EXERCISE AIM: Set out each line from the following listing that includes the word "phonetic".

RECORDS PROVIDED:
####

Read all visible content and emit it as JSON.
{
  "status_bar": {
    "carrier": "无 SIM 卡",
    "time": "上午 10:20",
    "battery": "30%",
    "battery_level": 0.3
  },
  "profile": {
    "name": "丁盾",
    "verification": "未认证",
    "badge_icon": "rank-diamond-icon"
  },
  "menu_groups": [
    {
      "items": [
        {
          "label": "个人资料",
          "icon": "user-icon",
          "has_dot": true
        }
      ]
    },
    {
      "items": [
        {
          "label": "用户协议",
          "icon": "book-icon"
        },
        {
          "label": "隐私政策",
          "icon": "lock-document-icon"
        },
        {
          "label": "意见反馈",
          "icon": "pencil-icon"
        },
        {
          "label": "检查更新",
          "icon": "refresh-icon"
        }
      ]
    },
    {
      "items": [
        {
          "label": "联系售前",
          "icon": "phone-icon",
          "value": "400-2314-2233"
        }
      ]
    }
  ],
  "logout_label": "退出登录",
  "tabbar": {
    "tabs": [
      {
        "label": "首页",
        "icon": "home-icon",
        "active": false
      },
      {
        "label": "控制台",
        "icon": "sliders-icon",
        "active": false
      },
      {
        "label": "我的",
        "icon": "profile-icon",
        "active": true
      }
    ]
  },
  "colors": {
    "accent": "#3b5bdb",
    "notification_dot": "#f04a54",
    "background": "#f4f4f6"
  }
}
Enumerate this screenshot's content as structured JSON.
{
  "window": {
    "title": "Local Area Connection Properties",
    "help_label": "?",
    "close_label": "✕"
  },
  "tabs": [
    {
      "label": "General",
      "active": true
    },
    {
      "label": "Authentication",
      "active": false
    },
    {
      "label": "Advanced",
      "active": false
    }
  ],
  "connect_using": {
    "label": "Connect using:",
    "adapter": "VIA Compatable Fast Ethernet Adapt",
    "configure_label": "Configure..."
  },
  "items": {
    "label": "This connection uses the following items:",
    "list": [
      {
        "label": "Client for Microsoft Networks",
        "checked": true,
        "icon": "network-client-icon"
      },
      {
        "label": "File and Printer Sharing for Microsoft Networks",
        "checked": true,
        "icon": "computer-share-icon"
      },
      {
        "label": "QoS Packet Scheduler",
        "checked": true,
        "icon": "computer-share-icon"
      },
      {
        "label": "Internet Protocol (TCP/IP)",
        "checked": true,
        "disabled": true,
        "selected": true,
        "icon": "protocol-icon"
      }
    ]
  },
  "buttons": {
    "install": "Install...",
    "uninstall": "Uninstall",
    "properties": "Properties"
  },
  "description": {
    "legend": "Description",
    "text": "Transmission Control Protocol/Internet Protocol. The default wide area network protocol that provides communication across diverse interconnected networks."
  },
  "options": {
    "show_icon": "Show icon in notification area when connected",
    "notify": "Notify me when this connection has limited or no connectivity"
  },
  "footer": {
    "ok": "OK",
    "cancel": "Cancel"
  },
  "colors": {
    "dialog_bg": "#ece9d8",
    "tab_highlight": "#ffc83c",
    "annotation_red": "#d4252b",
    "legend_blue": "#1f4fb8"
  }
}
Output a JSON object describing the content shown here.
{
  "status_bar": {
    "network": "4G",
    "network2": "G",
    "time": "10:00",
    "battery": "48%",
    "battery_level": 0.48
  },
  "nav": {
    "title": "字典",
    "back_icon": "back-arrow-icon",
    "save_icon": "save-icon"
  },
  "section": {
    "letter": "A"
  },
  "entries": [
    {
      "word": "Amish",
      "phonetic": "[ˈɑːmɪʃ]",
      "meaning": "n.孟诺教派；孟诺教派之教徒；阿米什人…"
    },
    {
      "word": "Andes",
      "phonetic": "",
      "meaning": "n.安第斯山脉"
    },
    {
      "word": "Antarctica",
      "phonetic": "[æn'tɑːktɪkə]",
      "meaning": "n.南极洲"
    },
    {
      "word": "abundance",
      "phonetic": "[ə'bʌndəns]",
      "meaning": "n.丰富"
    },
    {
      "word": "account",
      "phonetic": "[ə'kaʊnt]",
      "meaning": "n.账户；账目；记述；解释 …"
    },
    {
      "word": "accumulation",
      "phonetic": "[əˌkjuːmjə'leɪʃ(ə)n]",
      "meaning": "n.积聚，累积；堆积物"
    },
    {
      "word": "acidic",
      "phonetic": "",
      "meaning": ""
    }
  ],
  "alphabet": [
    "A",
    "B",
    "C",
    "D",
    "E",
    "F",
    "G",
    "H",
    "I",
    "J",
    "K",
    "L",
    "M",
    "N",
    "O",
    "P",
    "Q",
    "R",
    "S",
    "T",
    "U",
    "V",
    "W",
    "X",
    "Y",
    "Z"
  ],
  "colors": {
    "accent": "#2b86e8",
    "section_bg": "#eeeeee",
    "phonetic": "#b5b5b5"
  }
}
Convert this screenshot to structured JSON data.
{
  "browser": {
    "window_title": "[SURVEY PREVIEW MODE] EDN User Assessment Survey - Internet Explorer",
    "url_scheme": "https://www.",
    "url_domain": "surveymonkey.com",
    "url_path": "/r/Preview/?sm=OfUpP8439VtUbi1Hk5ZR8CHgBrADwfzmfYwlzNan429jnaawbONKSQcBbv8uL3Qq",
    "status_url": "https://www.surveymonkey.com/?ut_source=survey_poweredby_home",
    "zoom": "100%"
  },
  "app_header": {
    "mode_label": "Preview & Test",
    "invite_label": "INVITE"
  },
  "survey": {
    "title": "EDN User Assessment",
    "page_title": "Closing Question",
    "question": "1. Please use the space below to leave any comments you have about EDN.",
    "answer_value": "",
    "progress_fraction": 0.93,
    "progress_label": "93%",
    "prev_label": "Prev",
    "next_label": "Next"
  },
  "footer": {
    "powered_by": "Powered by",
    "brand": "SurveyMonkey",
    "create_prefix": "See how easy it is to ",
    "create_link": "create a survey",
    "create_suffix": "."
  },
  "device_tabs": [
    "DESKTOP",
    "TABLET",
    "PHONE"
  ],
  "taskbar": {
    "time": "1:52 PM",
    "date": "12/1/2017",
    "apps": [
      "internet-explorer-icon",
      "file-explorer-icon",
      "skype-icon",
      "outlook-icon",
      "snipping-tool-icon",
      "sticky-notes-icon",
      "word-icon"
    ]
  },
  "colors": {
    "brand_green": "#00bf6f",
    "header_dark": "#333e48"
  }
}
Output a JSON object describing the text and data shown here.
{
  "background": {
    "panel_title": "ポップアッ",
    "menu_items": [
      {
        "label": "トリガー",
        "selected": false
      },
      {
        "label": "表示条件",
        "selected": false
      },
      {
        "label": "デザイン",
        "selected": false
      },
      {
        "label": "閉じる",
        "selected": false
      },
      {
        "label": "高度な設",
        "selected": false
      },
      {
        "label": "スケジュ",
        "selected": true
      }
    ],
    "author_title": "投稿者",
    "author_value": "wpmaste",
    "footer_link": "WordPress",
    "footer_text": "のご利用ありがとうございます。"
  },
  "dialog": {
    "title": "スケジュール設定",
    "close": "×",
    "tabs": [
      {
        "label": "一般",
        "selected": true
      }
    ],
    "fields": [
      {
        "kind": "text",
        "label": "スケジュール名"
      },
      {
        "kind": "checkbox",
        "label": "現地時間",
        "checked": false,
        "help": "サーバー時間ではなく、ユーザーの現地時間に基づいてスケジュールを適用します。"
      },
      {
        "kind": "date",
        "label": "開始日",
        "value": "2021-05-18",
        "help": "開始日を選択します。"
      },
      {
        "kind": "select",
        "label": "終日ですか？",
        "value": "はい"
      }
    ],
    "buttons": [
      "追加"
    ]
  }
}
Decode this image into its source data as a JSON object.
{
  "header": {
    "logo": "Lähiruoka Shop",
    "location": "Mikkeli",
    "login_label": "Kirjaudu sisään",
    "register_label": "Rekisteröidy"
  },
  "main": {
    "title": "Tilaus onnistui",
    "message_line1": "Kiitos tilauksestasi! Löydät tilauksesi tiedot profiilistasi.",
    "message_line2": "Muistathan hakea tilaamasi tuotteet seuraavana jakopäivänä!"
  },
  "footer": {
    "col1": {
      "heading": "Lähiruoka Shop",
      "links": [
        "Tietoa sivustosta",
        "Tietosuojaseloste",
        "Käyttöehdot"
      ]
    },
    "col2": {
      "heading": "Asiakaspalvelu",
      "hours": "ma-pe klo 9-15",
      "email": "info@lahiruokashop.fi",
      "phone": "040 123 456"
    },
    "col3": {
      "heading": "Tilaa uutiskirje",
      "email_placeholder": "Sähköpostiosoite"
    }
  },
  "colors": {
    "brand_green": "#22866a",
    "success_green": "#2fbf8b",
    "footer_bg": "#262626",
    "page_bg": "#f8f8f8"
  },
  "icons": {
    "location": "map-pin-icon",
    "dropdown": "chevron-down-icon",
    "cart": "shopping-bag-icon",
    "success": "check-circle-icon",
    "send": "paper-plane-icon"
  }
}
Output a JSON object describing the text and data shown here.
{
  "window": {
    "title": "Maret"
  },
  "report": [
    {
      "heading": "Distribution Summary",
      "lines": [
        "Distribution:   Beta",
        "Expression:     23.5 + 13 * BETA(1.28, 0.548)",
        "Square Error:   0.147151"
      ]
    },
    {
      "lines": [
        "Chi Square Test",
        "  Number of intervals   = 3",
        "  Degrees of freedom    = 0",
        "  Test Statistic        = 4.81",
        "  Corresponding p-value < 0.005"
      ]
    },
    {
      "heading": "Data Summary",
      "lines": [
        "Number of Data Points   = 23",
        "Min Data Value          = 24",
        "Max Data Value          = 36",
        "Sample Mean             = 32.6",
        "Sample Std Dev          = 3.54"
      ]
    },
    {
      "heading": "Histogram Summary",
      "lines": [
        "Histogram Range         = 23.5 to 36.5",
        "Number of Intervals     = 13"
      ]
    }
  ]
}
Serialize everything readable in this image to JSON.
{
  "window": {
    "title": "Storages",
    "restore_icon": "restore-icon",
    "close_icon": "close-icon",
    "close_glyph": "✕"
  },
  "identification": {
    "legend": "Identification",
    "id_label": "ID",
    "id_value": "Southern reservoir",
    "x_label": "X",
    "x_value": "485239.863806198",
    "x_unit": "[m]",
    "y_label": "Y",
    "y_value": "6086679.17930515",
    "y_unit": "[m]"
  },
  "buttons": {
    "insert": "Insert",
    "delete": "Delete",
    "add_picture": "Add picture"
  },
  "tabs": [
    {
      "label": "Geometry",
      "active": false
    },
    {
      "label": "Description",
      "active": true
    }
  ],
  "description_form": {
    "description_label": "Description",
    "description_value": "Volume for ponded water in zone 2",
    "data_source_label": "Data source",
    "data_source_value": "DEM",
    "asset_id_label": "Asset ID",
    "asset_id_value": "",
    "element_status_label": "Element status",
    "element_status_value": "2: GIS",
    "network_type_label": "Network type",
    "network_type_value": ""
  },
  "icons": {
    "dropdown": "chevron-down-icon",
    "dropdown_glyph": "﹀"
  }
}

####

ANSWER TO THIS PROBLEM:
      "phonetic": "[ˈɑːmɪʃ]",
      "phonetic": "",
      "phonetic": "[æn'tɑːktɪkə]",
      "phonetic": "[ə'bʌndəns]",
      "phonetic": "[ə'kaʊnt]",
      "phonetic": "[əˌkjuːmjə'leɪʃ(ə)n]",
      "phonetic": "",
    "phonetic": "#b5b5b5"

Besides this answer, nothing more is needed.